During the lockdown, the team could only do a little online work, Lu said, such as working with various media platforms to promote their clothing and products.

In mid-March, there was an outbreak in Putuo District. At that time, their studio was closed for a few days. Therefore, when the government announced that it would be locked down again on April 1, Lu thought it would last only four or five days. At that time, they wrote a promising post on their social media account: “When the epidemic is over and the spring is here, we will meet again.”

But they waited until summer. “We were very optimistic at first, believing that one day of lockdown in Shanghai would cause a big economic loss, so we didn’t expect it to last for two months,” she said.
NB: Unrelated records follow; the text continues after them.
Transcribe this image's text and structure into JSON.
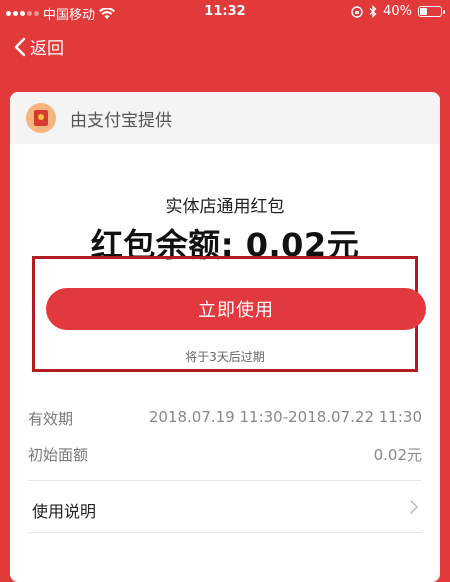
{
  "status_bar": {
    "carrier": "中国移动",
    "time": "11:32",
    "battery": "40%",
    "battery_level": 0.4
  },
  "nav": {
    "back_label": "返回"
  },
  "provider": {
    "text": "由支付宝提供"
  },
  "envelope": {
    "title": "实体店通用红包",
    "balance": "红包余额: 0.02元",
    "use_button_label": "立即使用",
    "expire_note": "将于3天后过期"
  },
  "details": {
    "validity_label": "有效期",
    "validity_value": "2018.07.19 11:30-2018.07.22 11:30",
    "initial_label": "初始面额",
    "initial_value": "0.02元"
  },
  "instructions": {
    "label": "使用说明"
  },
  "colors": {
    "background": "#e23a3a",
    "button": "#e2393e",
    "highlight_border": "#b01e22"
  }
}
After about a month of the lockdown, Lu finally informed the dealers and customers that they could not deliver goods and they didn’t know when they would be able to.
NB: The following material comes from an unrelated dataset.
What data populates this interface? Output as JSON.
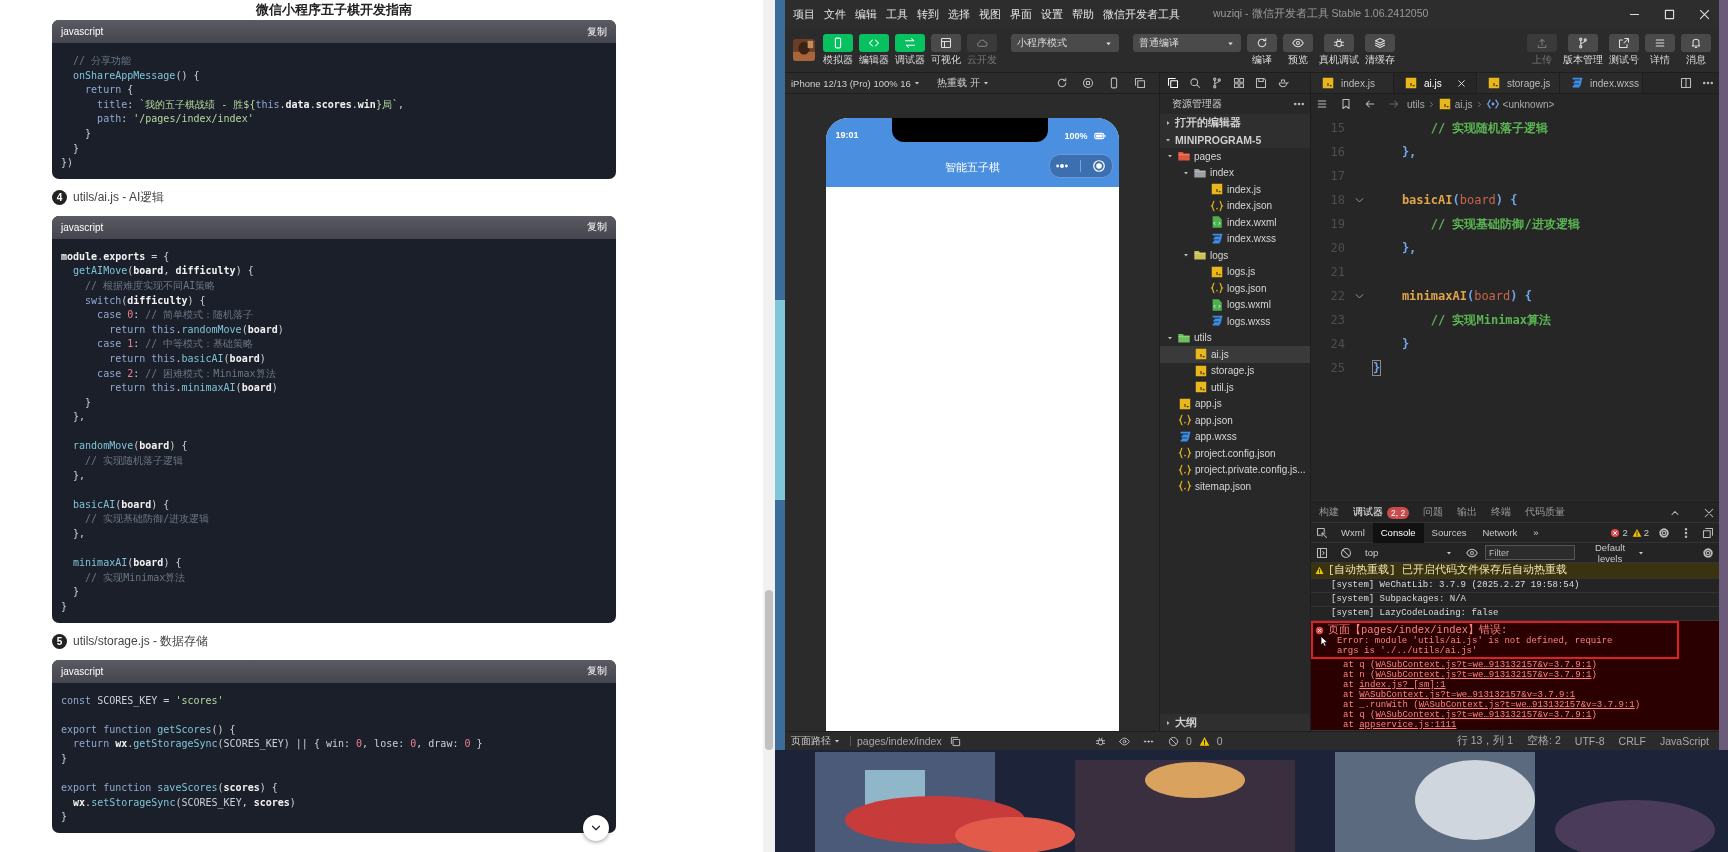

Even though work has resumed, Lu said, express deliveries are still blocked at many places, and deliveries are taking longer than usual. These days, they are mostly focused on developing fall and winter clothing.

Lu’s biggest concern is that offline markets and events won’t resume soon, which will affect sales and promotion. “We love offline face-to-face communication with pets and their owners, which is our preferred means of promoting the brand,” she said.

Just like the shop owners, some customers are eager to return to shopping in their favorite stores. On Wednesday, 25-year-old Shanghai resident Gu Yu visited a boutique shop in Xuhui District near her home for the first time since late March. She used to shop there at least twice a month. She said she made sure to put on her finest outfit even for the COVID-19 tests in the compound during the lockdown.

“I’m so happy that I can finally touch new clothes and try them on,” she said, carrying a bag full of new summer dresses.

Others said the lockdown had changed their priorities. Zhang Lianqi, 33, said the pandemic made her question whether she needed so many clothes.

“The other day I was sorting out my closet and I realized there are so many clothes I’ve only worn once or twice, and then I just totally forgot about them,” Zhang told Sixth Tone. “Food is essential during the lockdown, but clothes are not,” she said.

These days, the area where Wenwen lives is carrying out mass COVID-19 tests again, and there is a newly locked-down area less than two kilometers from her. The public restroom across the street is also sealed off.

“I don’t know if there will be a repeat of the outbreak. If so, there may be another round of lockdown and many brick-and-mortar stores will be shut down,” she said. “But unless I move, I will keep this shop open for the rest of my life.”

Editor: David Cohen.

(Header image: A couple stroll down at Xintiandi, Shanghai, June 2, 2022. VCG)